The Metropolitan Traffic Police Division has recently added three dozen new breathalysers, finally giving some respite to the traffic police, who for more than seven months had to make do without proper machines to check drunk driving.
The Post had earlier reported that although the traffic police’s anti-drunk-driving campaign has been widely praised, 80 percent of the breathalysers currently in use weren’t working properly and officials were compelled to smell drivers’ mouths to check alcohol intake. After the story was published, the traffic police division allocated Rs 4.1 million to buy 36 breathalysers from China in the second week of January. It had announced that the machines would arrive by March, but the arrival date was delayed by another three months. The new machines reached the Traffic Police Office last week.
“There were some bureaucratic hurdles because of the lengthy tender process,” said Senior Superintendent of Police Basanta Pant, who heads the traffic division. “The anti-drunk-driving campaign will be more effective with the new batch of machines.”
Pant said that 10 new machines have already been sent to different units in Kirtipur, Bhaktapur and a few areas in Kathmandu, while the remaining 26 breathalysers will be used through the head office in Baggi Khana.
According to Pant, this is the first time the traffic police have invested such a significant chunk of its own money, without relying on donors, to purchase these equipment. Unlike the old breathalysers, the new ones can detect alcohol intake levels from a few inches of a driver’s mouth. The new machine also takes pictures and prints out the amount of alcohol intake after each test, and keeps a record of all violations, its locations as well as the details of the traffic police on duty.
The Traffic Police’s anti-drunk-driving campaign has been widely praised for helping reduce critical road injuries down to 60 percent and the number of fatalities by six percent.

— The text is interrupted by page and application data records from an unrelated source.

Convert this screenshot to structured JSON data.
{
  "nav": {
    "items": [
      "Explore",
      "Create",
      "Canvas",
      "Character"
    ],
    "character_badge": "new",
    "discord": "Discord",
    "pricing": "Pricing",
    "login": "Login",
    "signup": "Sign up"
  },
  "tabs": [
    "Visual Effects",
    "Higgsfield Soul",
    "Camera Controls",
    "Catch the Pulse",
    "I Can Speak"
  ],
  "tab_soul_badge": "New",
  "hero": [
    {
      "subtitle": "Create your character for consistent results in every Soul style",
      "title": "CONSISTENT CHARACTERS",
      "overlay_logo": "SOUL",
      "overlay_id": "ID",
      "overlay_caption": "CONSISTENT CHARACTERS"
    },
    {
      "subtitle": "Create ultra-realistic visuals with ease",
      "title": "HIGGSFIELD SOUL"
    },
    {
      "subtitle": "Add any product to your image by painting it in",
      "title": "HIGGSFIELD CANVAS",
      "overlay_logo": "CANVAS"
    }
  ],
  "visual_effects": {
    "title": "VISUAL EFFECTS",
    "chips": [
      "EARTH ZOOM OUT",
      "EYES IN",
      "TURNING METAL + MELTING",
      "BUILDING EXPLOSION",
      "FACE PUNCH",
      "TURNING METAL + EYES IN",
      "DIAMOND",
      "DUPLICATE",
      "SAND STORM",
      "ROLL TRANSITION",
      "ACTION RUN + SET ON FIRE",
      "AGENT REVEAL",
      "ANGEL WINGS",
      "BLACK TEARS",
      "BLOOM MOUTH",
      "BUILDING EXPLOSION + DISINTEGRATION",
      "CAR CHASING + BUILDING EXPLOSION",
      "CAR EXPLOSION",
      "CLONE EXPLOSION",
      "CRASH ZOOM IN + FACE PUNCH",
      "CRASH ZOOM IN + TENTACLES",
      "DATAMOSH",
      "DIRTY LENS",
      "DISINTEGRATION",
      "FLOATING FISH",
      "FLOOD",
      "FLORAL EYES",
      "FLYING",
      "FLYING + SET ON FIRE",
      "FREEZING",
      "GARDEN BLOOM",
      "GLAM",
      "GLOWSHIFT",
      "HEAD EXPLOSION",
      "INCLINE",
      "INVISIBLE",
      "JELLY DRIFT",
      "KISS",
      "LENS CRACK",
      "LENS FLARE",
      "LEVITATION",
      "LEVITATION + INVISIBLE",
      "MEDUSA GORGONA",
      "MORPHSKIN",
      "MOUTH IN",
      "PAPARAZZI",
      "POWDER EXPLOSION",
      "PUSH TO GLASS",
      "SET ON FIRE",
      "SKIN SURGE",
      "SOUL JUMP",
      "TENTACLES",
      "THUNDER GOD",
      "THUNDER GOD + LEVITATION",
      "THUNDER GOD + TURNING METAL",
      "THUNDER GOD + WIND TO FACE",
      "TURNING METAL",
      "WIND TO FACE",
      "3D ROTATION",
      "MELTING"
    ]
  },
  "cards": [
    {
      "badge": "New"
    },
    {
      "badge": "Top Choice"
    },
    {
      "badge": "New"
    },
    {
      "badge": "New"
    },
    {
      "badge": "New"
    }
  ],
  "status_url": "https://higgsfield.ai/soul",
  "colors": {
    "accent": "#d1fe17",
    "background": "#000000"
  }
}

Since the campaign was launched in 2011, the traffic police has booked 308,633 drivers.